It’s 7.30am on day two of Nielsen’s Usability Week in Caesar’s Palace Las Vegas and let’s just say I’m pleased they’re pumping pure oxygen into the casinos...
Nerves kick in as I weave my way past rows of fat people munching on fried chicken and simultaneously shoving coins into slot machines. I’m looking for Caesar’s Palace Conference Center but all I can see is a giant bust of Nero and rows of busy blackjack tables. It’s 8am.
At 9am, having eaten my own way through a Vegas breakfast buffet the length of a tube carriage, I’m ready to present six hours of brand new material onhow to write cost-effective customer care copy at Jakob Nielsen’s Usability Week.
The Wall Street Journal may have declared "The End of the Email Era" this week, but that obituary went live far too soon.
Email is still alive and kicking. Beyond the fact that email usage still continues to grow, it is also a key factor in all of the more recent social tools that are seeing explosive growth. And according to a new study by Pontiflex, marketers are finding consumers much more willing to share information via email than social media, meaning that email is still an integral tool in marketing campaigns.
Times are tough for many magazines these days. BusinessWeek knows that first-hand. The weekly business magazine will reportedly lose some $40m this year.
But after a long bidding process, it has found a knight in shining armor: Bloomberg LP. The privately-held financial software, data and news company is acquiring BusinessWeek for an undisclosed sum rumored to be in the range of $2-$5m (yes you read that right, million). It will also take on BusinessWeek's liabilities, which could far exceed that amount.
Even relatively small usability problems can have a big effect on user experience and user confidence on your site, especially at crucial stages of the user journey.
By just about any reasonable measure, The Economist is doing pretty darn well for a magazine. As the print world frequently looks to be in a state of perpetual implosion, The Economist stands out as one of the print publications that's not only surviving, but thriving.
While struggling print publications like The New York Times mull a paid content strategy from a position of desperation, The Economist is going paid from a position of strength.
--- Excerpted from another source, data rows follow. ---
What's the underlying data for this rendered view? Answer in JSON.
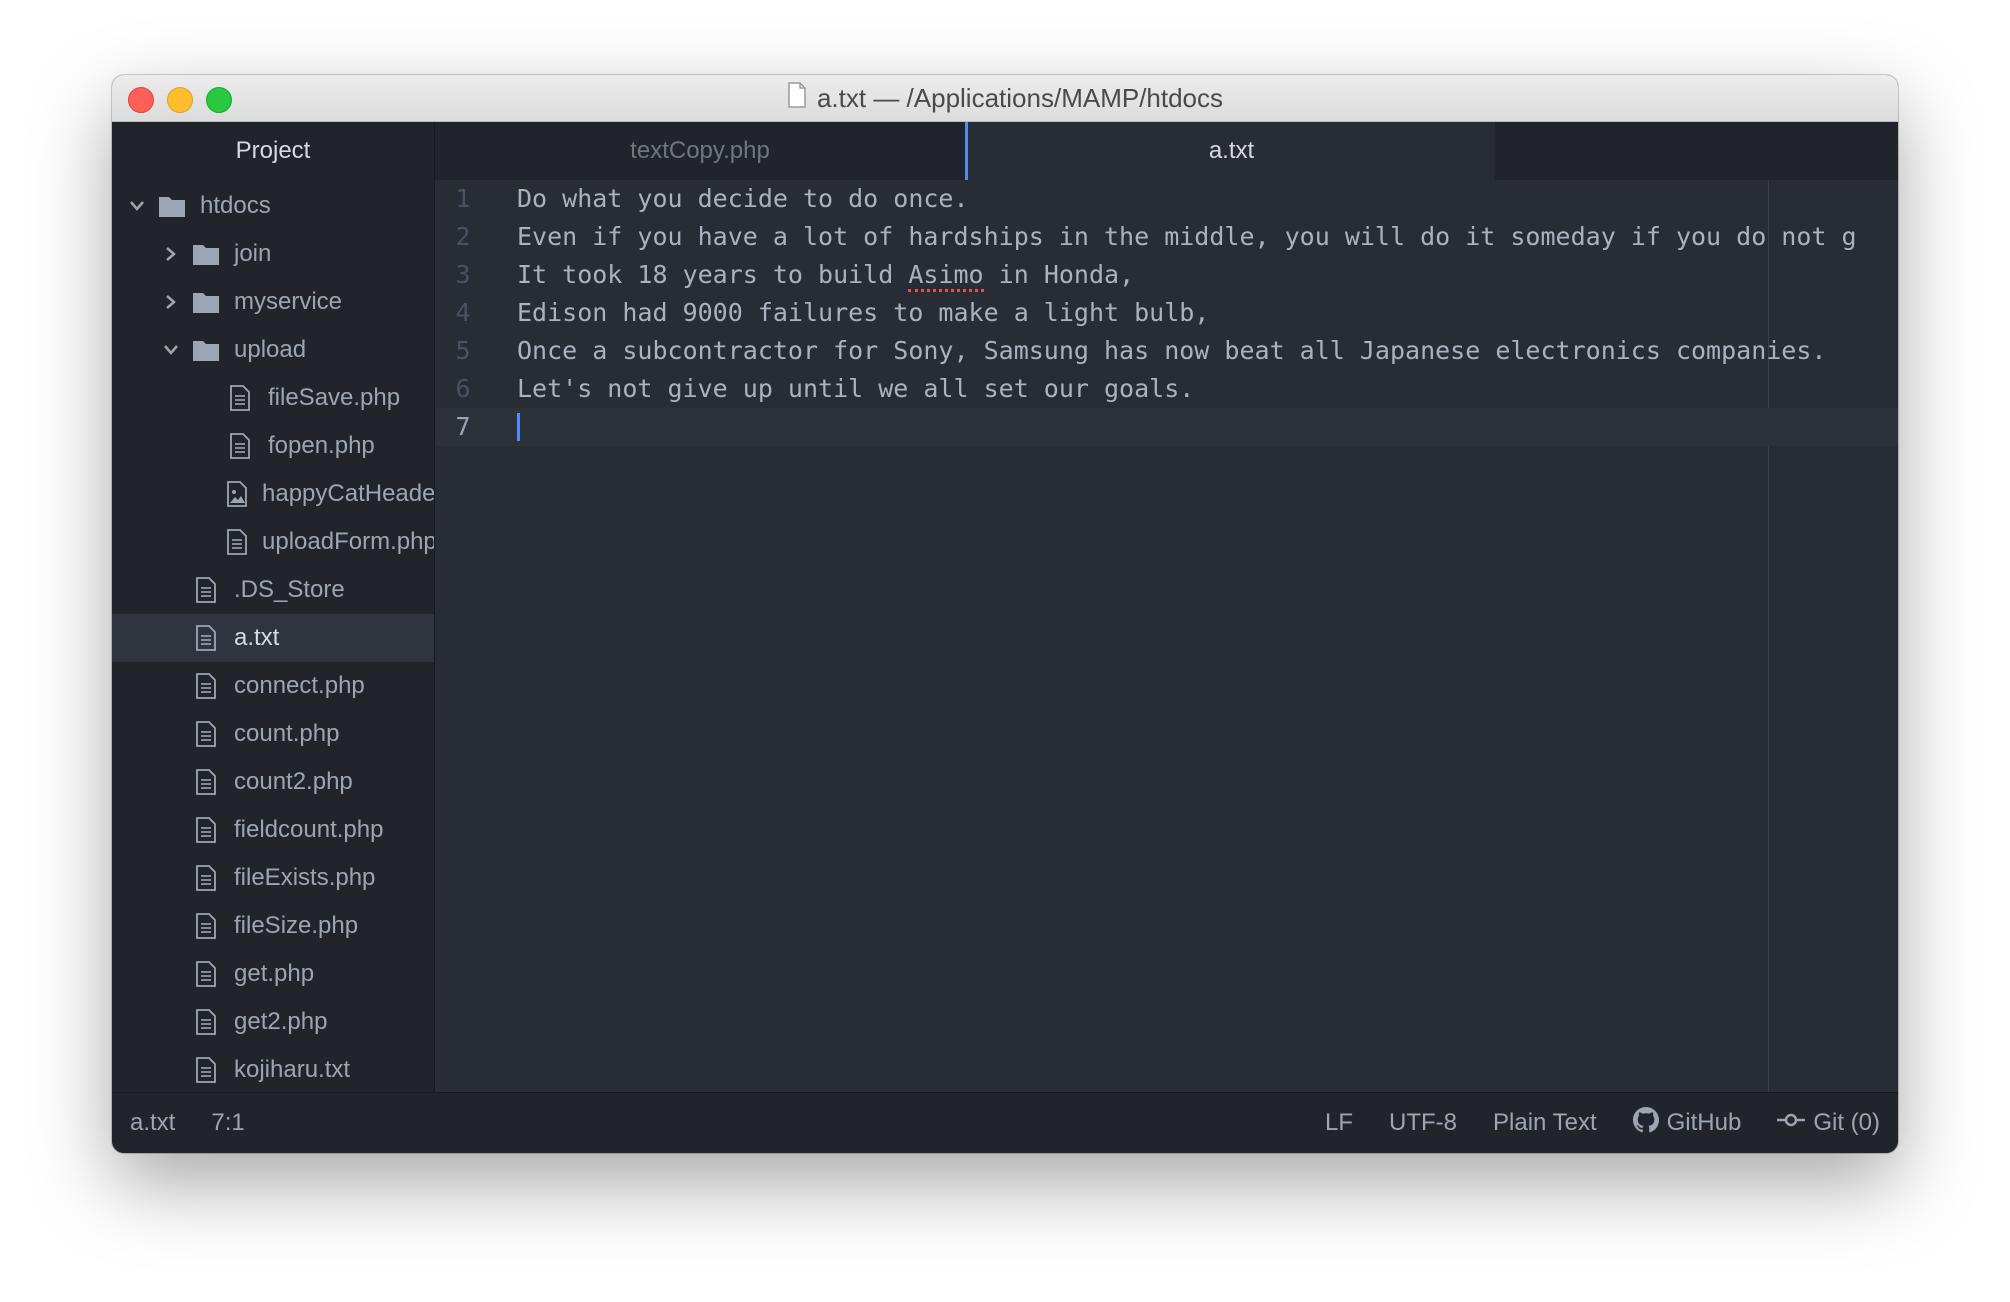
{
  "window": {
    "title": "a.txt — /Applications/MAMP/htdocs"
  },
  "sidebar": {
    "header": "Project",
    "items": [
      {
        "label": "htdocs",
        "type": "folder",
        "expanded": true,
        "depth": 0
      },
      {
        "label": "join",
        "type": "folder",
        "expanded": false,
        "depth": 1
      },
      {
        "label": "myservice",
        "type": "folder",
        "expanded": false,
        "depth": 1
      },
      {
        "label": "upload",
        "type": "folder",
        "expanded": true,
        "depth": 1
      },
      {
        "label": "fileSave.php",
        "type": "file",
        "depth": 2
      },
      {
        "label": "fopen.php",
        "type": "file",
        "depth": 2
      },
      {
        "label": "happyCatHeade",
        "type": "image",
        "depth": 2
      },
      {
        "label": "uploadForm.php",
        "type": "file",
        "depth": 2
      },
      {
        "label": ".DS_Store",
        "type": "file",
        "depth": 1
      },
      {
        "label": "a.txt",
        "type": "file",
        "depth": 1,
        "selected": true
      },
      {
        "label": "connect.php",
        "type": "file",
        "depth": 1
      },
      {
        "label": "count.php",
        "type": "file",
        "depth": 1
      },
      {
        "label": "count2.php",
        "type": "file",
        "depth": 1
      },
      {
        "label": "fieldcount.php",
        "type": "file",
        "depth": 1
      },
      {
        "label": "fileExists.php",
        "type": "file",
        "depth": 1
      },
      {
        "label": "fileSize.php",
        "type": "file",
        "depth": 1
      },
      {
        "label": "get.php",
        "type": "file",
        "depth": 1
      },
      {
        "label": "get2.php",
        "type": "file",
        "depth": 1
      },
      {
        "label": "kojiharu.txt",
        "type": "file",
        "depth": 1
      }
    ]
  },
  "tabs": [
    {
      "label": "textCopy.php",
      "active": false
    },
    {
      "label": "a.txt",
      "active": true
    }
  ],
  "editor": {
    "lines": [
      {
        "num": "1",
        "text": "Do what you decide to do once."
      },
      {
        "num": "2",
        "text": "Even if you have a lot of hardships in the middle, you will do it someday if you do not g"
      },
      {
        "num": "3",
        "pre": "It took 18 years to build ",
        "misspelled": "Asimo",
        "post": " in Honda,"
      },
      {
        "num": "4",
        "text": "Edison had 9000 failures to make a light bulb,"
      },
      {
        "num": "5",
        "text": "Once a subcontractor for Sony, Samsung has now beat all Japanese electronics companies."
      },
      {
        "num": "6",
        "text": "Let's not give up until we all set our goals."
      },
      {
        "num": "7",
        "text": ""
      }
    ],
    "current_line": 7
  },
  "status": {
    "file": "a.txt",
    "cursor": "7:1",
    "line_ending": "LF",
    "encoding": "UTF-8",
    "grammar": "Plain Text",
    "github": "GitHub",
    "git": "Git (0)"
  },
  "colors": {
    "accent": "#568af2",
    "traffic_close": "#fe5f57",
    "traffic_min": "#febc2e",
    "traffic_max": "#28c840",
    "misspelling": "#e05252"
  }
}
Every day, more and more web designers and developers are taking advantage of new technologies and tools that enable more enjoyable user experiences. From jQuery to Flex, designers and developers have no shortage of options for building more intuitive, responsive and efficient websites.
But many, if not most, of these options come at a price: an SEO hit. That's because it's difficult for search engines to make sense of content that is controlled by these technologies and tools.